Prompt:
Look through the records below and give the number of lines holding the string "Tests", nothing more.

(Website and app data records)
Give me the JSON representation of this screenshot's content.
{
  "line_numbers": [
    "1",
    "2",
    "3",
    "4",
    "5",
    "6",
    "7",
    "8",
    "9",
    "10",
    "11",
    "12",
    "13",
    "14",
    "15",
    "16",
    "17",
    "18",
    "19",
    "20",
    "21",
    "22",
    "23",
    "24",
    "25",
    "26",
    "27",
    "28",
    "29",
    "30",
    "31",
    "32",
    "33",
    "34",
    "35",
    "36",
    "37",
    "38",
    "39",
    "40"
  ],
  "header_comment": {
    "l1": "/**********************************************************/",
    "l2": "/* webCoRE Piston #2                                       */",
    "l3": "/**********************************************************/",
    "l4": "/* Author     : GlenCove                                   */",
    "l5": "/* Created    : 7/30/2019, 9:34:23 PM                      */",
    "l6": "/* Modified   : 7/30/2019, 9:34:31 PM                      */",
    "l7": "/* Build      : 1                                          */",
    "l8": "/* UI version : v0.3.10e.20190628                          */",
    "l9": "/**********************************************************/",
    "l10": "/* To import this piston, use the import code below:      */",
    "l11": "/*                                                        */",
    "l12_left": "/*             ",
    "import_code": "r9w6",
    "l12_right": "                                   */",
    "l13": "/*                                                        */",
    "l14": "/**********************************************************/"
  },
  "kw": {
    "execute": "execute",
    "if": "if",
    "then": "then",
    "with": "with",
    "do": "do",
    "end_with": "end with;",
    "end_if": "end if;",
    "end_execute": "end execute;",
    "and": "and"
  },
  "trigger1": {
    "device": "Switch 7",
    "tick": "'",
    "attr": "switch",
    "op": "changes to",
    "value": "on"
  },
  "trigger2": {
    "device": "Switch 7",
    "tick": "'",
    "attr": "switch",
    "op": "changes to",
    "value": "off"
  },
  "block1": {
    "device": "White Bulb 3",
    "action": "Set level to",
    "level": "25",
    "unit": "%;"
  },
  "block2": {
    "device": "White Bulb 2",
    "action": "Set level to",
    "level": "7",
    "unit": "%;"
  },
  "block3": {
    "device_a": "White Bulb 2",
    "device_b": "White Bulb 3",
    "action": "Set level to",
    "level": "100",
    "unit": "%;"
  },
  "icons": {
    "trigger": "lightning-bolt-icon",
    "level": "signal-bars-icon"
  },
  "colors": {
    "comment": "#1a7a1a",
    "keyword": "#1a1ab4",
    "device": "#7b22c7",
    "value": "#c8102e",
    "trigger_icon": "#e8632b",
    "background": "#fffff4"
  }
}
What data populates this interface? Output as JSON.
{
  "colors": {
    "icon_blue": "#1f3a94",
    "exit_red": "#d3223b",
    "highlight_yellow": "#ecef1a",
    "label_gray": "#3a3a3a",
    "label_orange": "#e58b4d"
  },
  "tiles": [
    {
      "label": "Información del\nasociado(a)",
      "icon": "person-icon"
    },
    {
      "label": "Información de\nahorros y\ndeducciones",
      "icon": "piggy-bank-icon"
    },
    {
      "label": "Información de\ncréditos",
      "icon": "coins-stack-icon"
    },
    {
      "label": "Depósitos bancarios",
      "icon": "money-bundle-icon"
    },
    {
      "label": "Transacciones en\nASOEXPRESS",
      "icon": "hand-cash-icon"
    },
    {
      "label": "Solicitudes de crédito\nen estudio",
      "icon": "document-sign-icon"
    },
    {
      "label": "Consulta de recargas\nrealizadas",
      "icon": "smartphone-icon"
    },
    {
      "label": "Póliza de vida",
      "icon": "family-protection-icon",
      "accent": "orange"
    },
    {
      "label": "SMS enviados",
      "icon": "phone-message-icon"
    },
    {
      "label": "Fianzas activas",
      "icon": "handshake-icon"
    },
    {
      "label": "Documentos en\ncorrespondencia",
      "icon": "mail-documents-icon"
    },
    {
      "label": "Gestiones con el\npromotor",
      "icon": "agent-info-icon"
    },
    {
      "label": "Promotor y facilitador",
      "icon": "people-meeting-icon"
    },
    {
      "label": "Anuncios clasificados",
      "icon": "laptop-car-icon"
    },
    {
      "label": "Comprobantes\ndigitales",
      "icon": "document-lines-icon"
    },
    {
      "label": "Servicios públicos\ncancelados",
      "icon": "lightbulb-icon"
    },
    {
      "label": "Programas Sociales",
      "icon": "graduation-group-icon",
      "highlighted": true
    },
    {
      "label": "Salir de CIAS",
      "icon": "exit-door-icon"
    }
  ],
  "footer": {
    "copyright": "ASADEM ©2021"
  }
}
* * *
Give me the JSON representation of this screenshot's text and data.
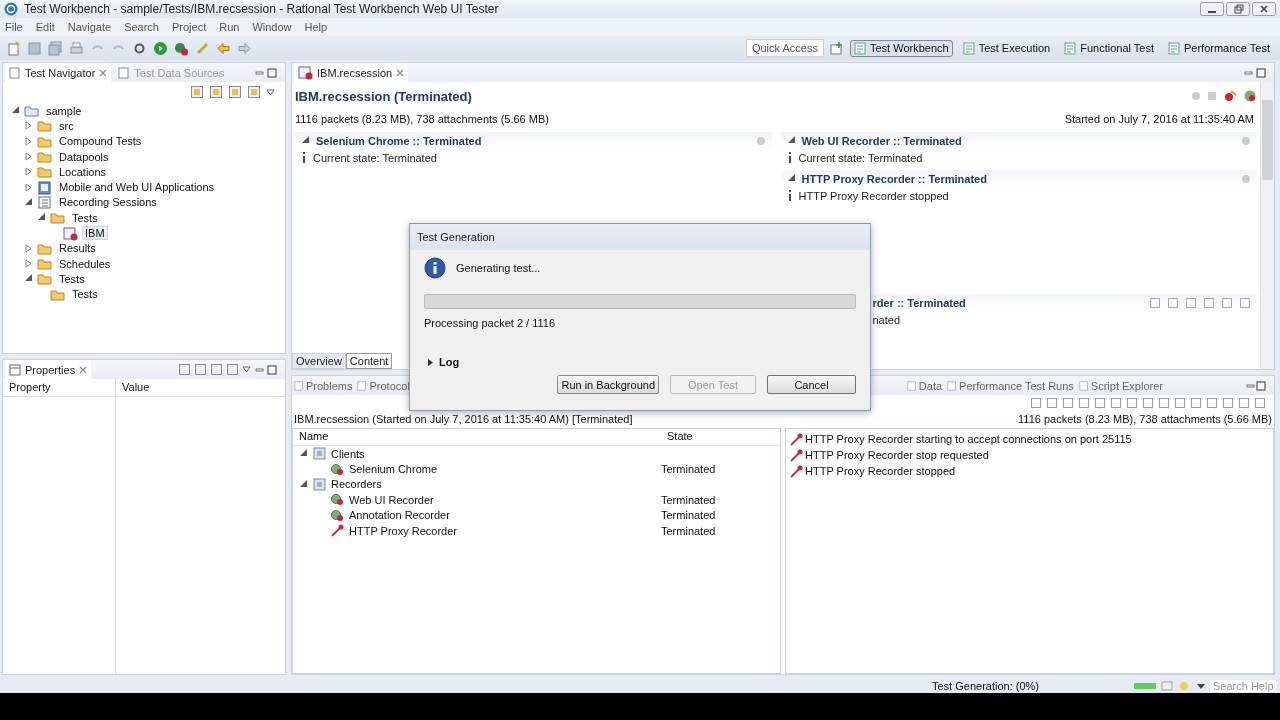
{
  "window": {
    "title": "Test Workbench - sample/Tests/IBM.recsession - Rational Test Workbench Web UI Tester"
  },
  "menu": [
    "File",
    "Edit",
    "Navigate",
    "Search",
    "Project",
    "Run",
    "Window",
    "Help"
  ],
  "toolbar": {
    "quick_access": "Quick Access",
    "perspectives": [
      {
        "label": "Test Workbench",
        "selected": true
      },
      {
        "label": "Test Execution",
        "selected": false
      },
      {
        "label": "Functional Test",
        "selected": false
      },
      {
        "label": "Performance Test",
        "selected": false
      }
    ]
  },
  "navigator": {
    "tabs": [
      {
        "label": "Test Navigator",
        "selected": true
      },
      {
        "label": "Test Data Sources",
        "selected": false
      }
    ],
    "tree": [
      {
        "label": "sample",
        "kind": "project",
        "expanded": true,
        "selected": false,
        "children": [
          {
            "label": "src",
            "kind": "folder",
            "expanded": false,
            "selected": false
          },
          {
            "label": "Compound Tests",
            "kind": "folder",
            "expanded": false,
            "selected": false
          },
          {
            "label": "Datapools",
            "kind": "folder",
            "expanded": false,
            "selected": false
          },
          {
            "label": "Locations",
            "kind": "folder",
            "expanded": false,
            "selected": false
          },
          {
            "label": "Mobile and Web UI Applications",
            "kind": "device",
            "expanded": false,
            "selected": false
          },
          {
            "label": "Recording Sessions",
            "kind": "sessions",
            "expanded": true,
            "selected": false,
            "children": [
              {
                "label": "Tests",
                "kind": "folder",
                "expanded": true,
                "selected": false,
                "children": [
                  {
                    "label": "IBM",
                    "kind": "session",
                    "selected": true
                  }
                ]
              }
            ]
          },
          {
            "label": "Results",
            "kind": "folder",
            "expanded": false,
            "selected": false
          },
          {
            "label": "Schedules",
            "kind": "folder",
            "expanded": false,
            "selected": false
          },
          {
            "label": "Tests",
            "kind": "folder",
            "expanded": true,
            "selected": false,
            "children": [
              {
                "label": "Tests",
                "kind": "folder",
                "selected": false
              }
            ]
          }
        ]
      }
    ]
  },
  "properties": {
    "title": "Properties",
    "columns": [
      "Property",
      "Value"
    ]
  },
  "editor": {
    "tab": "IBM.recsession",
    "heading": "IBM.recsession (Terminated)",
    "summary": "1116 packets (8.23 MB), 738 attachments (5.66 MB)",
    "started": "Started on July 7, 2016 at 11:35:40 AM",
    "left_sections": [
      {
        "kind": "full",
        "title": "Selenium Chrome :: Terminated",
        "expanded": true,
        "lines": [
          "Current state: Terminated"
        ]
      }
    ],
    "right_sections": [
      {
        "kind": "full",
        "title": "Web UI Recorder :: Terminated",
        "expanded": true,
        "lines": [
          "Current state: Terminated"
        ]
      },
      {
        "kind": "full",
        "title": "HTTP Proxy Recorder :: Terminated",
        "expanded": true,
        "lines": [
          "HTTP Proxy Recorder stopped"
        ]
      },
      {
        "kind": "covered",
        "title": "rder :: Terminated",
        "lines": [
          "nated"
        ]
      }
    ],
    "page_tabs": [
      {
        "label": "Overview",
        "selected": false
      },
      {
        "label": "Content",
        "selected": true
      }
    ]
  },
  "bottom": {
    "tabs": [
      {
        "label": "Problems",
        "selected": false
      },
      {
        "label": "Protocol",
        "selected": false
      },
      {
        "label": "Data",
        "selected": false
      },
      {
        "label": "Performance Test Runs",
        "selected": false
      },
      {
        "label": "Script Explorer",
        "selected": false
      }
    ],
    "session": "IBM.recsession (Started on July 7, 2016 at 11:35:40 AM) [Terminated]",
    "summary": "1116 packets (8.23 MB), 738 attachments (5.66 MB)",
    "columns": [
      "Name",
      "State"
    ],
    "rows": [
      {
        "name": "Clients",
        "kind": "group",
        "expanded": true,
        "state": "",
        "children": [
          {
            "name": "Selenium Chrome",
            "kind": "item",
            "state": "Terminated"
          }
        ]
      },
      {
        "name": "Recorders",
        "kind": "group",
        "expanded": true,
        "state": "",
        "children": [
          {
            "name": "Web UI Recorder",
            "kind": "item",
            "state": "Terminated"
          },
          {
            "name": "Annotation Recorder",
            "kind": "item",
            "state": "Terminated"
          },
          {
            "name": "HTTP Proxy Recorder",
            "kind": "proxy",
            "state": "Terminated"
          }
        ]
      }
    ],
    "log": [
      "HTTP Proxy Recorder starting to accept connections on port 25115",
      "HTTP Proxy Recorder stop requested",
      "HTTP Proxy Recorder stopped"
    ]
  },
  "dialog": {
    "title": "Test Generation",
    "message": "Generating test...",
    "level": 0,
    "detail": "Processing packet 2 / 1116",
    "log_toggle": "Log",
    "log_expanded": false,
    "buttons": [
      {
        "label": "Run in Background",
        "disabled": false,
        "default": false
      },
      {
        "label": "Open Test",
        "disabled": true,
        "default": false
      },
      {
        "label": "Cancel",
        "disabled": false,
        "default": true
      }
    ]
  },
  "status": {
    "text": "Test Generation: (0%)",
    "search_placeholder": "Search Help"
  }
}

Reply to the exercise:
5